Shrewsbury – A ballot vote to expand and renovate the Shrewsbury Public Library was approved Nov. 5, 4,840 to 3,309.
The town will receive approximately $8 million from the Massachusetts Board of Library Commissioners for the project. The town's portion, $13.3 million, will be funded through a debt exclusion. Supporters have committed to also raising $1.75 million through fundraising endeavors.
Supporters for both sides of the vote had come out in full force in recent weeks, with each arguing for their position through editorials, information sessions and yard signs. A similar measure had been rejected by the voters in 2011.
The renovations for the library, built in 1903, would create a more efficient space for the public and staff, according to the Library Building Committee. The plan proposes 44 new computers, as opposed to the current building's 13 computers, and would be 38,600 total square feet as opposed to the existing 25,500. The project also aims to increase the number of parking spaces and expand seating options.
Library Director Ellen Dolan expressed gratitude to all of those who had put so much time and energy into helping to get the word out into the community about the proposal prior to the vote.
“I am so grateful to all the people who worked so hard to accomplish this overwhelmingly positive vote. I's especially indebted to town officials like Town Manager Dan Morgado – who was such a steady and effective voice explaining the merits of the project, to the Board of Selectmen who were out working each day to explain the project and advocate for support – and to [State] Rep. Matt Beaton who took such a public and supportive stand – all who came out and powerfully voiced their support,” she said. “I also wish to thank the leadership of the campaign for the Shrewsbury public library – Laurie and Matt Hogan, Errol Ethier, Jason Palitsch and Beth Casavant. They and the over 100 volunteers contributed hundreds of hours – and gave their heart and soul to the effort.”

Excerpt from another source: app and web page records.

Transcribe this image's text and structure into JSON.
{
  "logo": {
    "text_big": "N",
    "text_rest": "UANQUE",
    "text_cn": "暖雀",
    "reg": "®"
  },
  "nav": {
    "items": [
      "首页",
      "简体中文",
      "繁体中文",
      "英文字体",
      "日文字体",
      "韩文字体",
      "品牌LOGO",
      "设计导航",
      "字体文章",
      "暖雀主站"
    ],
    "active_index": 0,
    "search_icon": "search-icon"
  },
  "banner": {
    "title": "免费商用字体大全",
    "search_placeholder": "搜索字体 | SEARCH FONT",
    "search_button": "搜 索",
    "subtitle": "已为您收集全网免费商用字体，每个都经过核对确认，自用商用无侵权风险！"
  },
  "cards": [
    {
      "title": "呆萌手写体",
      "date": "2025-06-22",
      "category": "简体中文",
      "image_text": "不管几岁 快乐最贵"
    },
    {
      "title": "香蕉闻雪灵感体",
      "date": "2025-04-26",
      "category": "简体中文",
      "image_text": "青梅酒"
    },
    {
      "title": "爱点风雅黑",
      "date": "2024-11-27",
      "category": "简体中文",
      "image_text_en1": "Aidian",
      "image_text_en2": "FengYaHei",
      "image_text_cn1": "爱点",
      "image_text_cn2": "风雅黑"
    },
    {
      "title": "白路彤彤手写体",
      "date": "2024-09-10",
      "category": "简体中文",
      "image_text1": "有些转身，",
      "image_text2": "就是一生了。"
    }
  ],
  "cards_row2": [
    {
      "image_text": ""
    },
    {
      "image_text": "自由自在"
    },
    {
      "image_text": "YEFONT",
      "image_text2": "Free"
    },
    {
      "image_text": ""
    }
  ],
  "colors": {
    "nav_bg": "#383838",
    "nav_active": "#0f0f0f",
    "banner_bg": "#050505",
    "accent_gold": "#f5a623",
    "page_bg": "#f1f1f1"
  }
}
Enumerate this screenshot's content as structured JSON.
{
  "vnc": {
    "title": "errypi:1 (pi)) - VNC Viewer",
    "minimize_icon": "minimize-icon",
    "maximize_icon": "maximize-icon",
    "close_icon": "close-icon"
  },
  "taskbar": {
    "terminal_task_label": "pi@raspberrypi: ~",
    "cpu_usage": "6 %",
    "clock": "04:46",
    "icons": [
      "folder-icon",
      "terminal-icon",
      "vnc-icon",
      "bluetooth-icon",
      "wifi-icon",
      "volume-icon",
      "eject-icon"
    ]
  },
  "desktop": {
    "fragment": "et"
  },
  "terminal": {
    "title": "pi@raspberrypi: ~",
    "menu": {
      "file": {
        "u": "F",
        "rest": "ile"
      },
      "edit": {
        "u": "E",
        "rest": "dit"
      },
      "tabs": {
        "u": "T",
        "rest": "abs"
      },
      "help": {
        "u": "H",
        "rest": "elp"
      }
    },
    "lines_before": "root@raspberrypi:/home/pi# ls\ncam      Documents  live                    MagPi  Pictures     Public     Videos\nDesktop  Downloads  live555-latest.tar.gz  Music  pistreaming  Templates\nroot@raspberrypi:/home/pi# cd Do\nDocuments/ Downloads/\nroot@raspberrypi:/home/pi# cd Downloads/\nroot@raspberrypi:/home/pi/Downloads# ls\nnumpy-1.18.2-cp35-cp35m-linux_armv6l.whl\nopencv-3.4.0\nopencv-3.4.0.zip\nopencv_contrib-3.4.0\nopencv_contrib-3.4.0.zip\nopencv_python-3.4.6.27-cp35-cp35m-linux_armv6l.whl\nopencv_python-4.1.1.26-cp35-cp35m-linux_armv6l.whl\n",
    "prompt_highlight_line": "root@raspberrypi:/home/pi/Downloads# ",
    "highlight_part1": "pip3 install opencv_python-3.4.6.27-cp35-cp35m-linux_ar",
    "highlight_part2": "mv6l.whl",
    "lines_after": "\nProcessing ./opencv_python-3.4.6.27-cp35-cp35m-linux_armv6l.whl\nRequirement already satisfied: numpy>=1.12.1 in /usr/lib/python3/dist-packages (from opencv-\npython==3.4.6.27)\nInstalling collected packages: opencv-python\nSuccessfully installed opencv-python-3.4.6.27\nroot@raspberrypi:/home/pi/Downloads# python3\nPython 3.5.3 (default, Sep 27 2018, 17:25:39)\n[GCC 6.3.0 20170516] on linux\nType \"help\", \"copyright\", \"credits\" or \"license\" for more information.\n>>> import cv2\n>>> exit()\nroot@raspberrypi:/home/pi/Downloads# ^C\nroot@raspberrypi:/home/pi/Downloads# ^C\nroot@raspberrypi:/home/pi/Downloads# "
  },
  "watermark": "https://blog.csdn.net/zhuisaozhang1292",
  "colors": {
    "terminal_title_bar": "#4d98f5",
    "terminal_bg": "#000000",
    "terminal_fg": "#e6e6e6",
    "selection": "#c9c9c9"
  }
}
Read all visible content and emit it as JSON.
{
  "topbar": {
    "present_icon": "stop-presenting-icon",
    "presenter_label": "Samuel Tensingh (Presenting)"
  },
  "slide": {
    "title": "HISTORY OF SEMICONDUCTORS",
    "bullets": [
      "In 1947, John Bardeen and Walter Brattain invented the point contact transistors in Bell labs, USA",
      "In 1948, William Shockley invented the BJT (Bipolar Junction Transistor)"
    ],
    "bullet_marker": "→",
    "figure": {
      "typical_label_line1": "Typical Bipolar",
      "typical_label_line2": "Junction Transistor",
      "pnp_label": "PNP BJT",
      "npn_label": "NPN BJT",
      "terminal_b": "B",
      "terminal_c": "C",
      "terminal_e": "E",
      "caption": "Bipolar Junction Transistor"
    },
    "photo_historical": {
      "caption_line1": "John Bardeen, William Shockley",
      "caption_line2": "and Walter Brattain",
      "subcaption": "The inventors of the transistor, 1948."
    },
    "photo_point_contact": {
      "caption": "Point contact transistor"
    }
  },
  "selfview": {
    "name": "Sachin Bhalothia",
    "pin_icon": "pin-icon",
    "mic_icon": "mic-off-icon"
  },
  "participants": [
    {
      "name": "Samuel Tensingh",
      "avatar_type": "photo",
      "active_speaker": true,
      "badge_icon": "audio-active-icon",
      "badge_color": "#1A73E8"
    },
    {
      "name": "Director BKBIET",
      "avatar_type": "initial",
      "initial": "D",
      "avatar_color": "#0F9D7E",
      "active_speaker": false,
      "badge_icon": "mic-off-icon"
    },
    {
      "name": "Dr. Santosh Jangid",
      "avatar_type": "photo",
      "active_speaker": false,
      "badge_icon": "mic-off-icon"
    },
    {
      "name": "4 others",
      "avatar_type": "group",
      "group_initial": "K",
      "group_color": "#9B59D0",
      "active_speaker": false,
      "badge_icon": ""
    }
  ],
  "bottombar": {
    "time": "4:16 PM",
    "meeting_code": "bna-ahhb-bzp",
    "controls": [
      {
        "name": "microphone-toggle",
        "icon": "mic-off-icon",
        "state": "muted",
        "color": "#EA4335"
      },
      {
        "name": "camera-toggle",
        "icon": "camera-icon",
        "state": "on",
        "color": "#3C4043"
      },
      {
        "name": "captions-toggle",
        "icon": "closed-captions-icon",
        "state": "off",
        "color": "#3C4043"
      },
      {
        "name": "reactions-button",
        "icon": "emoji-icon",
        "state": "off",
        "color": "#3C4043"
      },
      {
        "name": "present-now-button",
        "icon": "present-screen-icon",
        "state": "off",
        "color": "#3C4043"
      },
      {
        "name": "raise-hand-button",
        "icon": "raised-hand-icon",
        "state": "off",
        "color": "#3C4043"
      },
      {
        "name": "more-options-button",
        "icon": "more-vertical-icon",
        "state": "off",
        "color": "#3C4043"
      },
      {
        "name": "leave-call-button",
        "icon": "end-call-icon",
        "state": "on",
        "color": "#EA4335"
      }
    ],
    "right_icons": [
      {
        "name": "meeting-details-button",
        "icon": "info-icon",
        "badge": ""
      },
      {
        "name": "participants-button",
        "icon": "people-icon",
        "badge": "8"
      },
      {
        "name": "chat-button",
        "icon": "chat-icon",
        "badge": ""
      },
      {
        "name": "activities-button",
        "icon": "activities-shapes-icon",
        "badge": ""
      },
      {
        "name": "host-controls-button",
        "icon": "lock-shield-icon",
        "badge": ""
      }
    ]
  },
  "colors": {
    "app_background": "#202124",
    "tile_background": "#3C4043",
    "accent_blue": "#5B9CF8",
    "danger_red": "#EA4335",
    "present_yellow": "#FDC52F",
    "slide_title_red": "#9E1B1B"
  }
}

“And I want to thank all the people who came out to vote on Tuesday – whether their vote was for or against,” she added. “The turnout was very high – showing amazing interest in the question. I feel that this project is a start to a new chapter in our community and our library.”
Brian Austin, the chair of the Committee for a Smaller Library, a group that had fought against the measure, also commented after the final numbers were reported.
“We objected to the high $23 million cost of this smaller project. This is $4.9 million more expensive than the 2011 rejected project. The state approved a 10 percent reduction in size, but the architect reduced the size by only 7 percent,” he said in an email. “The soft costs for extras went up $2 million on the new design, (54 percent).? If the cost for extras and the building size are reduced, the cost of the new design should come in at or below $20 million thus reducing the taxpayer's debt to close to $10 million. Now that the project is in the hands of the town officials we hope that they will bring the project in at a lower cost.”
According to Town Clerk Sandra Wright, 8,154 registered voters (36 percent) came out to the polls.